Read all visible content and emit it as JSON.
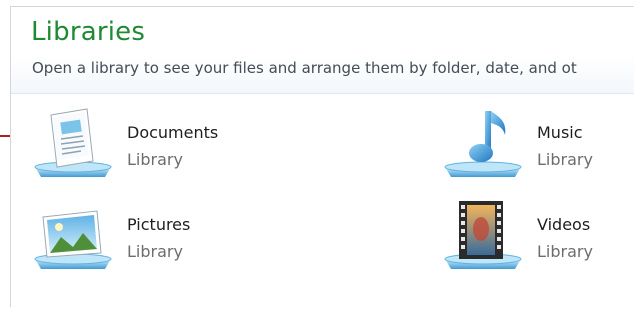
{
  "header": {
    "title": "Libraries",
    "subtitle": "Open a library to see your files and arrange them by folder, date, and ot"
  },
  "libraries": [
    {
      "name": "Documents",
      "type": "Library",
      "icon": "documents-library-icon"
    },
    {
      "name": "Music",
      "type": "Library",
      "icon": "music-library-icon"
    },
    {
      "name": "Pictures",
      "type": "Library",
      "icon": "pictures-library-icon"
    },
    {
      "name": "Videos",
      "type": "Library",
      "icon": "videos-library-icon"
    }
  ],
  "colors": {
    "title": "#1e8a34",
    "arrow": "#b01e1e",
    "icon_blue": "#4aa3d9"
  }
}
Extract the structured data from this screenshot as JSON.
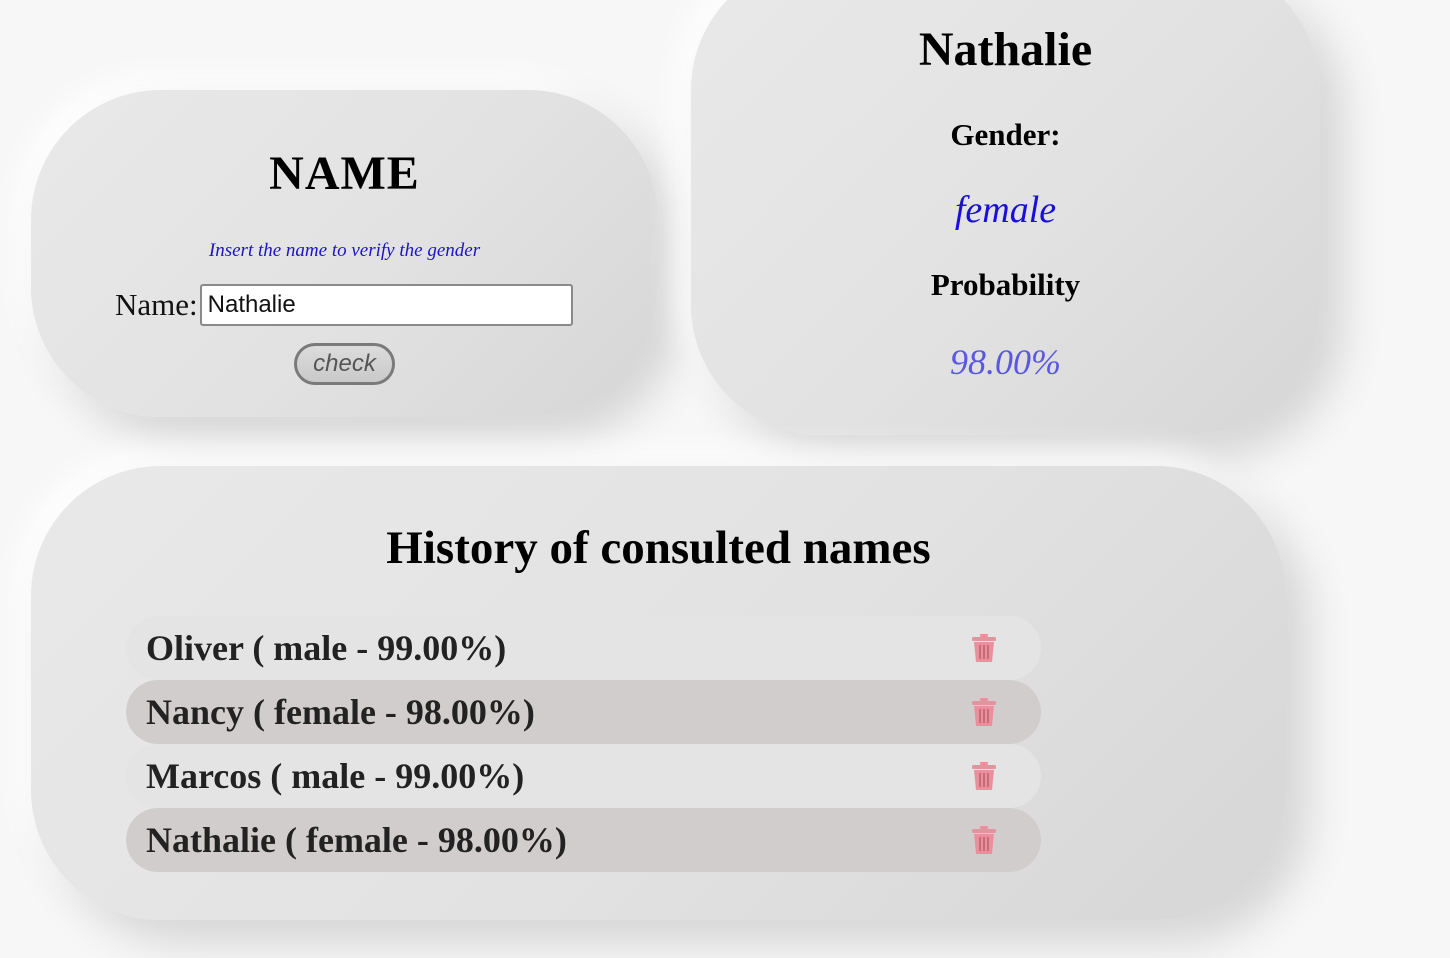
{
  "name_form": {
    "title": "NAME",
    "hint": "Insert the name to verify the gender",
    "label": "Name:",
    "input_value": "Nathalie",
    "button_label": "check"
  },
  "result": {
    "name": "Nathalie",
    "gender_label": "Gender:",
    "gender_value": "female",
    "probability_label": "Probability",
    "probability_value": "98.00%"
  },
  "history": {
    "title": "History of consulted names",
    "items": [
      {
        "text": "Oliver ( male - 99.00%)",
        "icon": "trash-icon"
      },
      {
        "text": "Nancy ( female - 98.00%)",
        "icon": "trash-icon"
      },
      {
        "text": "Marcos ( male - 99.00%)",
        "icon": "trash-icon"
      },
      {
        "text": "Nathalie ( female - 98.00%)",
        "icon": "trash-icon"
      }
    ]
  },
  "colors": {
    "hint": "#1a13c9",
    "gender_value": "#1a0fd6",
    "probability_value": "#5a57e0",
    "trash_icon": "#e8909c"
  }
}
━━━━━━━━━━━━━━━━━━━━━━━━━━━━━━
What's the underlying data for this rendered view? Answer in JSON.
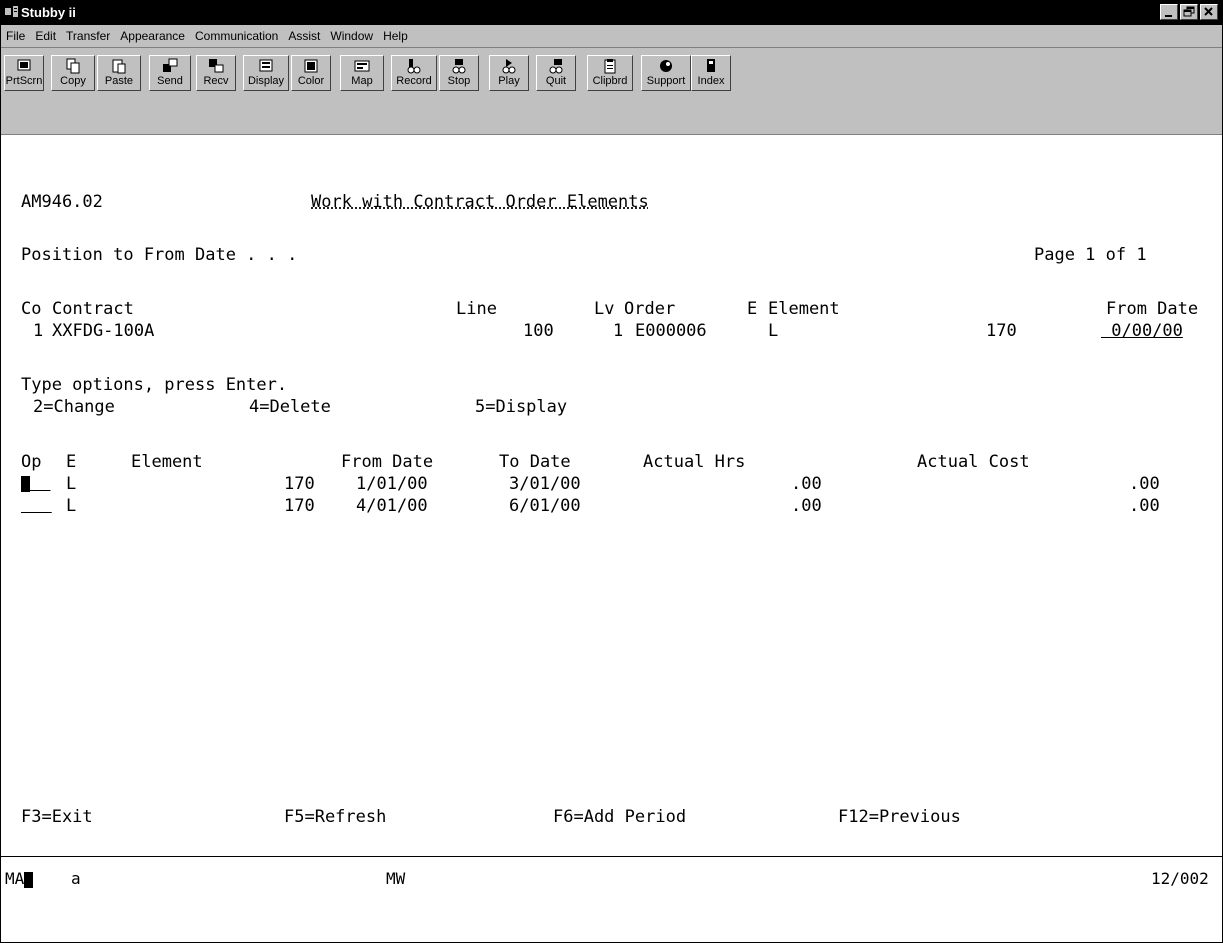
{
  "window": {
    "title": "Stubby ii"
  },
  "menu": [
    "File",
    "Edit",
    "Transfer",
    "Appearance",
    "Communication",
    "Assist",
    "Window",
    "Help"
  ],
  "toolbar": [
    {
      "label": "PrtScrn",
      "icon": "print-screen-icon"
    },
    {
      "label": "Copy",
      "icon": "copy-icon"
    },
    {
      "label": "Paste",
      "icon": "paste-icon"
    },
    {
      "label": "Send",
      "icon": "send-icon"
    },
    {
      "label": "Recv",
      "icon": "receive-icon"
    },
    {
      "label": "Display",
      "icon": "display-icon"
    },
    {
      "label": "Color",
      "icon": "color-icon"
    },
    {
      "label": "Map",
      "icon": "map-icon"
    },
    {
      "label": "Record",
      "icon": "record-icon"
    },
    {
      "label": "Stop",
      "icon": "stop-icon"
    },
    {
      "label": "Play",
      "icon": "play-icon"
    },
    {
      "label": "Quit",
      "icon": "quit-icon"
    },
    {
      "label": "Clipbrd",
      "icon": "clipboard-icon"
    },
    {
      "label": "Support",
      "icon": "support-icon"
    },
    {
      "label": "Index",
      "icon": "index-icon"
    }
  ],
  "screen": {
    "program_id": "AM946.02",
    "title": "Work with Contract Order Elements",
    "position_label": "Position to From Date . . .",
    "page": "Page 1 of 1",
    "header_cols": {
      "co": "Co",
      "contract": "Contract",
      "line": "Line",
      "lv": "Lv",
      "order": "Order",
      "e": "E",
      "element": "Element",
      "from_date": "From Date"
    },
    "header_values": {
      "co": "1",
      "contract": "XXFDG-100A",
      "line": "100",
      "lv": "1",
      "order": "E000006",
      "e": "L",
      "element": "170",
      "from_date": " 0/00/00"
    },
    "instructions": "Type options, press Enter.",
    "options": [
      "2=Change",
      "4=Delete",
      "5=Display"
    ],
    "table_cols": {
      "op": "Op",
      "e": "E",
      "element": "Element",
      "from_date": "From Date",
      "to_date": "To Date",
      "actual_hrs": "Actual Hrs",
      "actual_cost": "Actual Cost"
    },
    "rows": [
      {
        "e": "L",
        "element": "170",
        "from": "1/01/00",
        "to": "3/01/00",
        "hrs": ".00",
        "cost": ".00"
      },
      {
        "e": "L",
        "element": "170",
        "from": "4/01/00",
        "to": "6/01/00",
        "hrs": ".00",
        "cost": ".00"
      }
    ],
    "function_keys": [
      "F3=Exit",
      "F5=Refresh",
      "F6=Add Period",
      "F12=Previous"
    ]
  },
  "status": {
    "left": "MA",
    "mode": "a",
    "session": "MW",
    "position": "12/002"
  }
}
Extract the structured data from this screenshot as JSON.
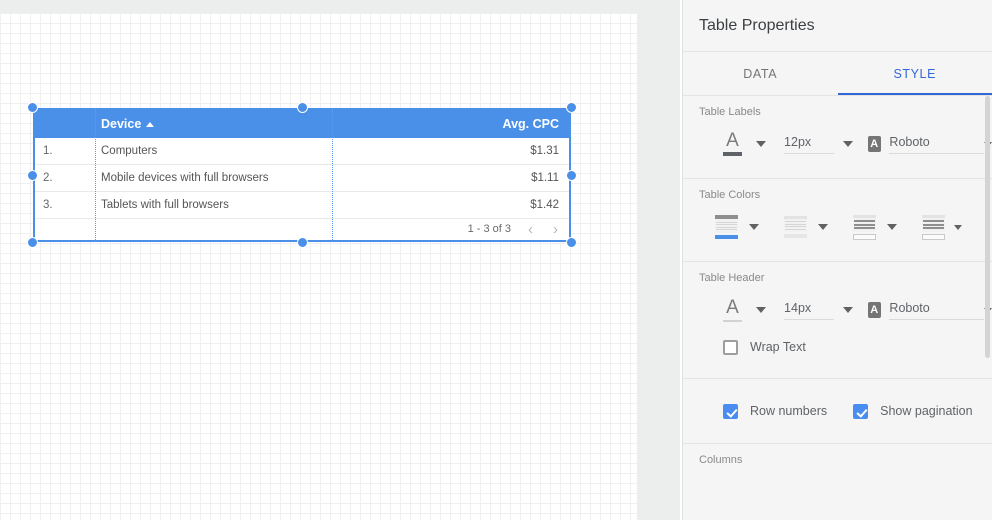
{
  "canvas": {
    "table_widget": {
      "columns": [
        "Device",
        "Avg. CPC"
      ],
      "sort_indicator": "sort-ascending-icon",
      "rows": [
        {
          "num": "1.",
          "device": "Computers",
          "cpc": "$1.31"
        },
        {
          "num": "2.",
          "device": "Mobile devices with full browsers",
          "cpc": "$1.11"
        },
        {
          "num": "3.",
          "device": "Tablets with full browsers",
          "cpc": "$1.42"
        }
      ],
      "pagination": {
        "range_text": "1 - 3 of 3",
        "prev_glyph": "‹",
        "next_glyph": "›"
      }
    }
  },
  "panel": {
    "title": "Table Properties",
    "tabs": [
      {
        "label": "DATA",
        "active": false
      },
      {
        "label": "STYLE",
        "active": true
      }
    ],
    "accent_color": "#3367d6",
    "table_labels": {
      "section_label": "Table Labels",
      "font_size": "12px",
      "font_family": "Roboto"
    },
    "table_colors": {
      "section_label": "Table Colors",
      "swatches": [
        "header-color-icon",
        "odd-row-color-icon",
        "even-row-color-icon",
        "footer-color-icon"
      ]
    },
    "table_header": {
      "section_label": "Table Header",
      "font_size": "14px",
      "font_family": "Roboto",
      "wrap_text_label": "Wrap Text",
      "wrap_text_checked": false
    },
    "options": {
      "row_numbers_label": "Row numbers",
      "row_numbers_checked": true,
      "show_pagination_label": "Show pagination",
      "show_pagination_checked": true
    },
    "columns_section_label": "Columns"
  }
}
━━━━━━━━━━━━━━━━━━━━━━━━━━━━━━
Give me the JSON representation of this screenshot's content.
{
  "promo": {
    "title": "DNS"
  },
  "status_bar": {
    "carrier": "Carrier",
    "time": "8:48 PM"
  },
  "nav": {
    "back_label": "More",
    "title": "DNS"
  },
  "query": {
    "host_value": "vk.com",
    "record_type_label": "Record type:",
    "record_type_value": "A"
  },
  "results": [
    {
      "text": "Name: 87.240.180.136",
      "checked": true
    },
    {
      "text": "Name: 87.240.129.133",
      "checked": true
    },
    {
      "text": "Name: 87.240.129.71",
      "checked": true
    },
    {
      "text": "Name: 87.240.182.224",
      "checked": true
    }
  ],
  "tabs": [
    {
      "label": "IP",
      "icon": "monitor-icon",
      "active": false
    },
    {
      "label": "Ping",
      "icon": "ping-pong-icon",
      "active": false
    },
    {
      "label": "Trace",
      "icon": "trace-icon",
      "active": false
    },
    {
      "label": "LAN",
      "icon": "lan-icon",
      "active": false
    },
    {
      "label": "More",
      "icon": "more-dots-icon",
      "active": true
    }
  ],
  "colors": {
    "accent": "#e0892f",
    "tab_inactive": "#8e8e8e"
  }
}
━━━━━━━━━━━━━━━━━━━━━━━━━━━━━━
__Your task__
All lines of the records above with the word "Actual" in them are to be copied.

__Exercise response__
      "actual_hrs": "Actual Hrs",
      "actual_cost": "Actual Cost"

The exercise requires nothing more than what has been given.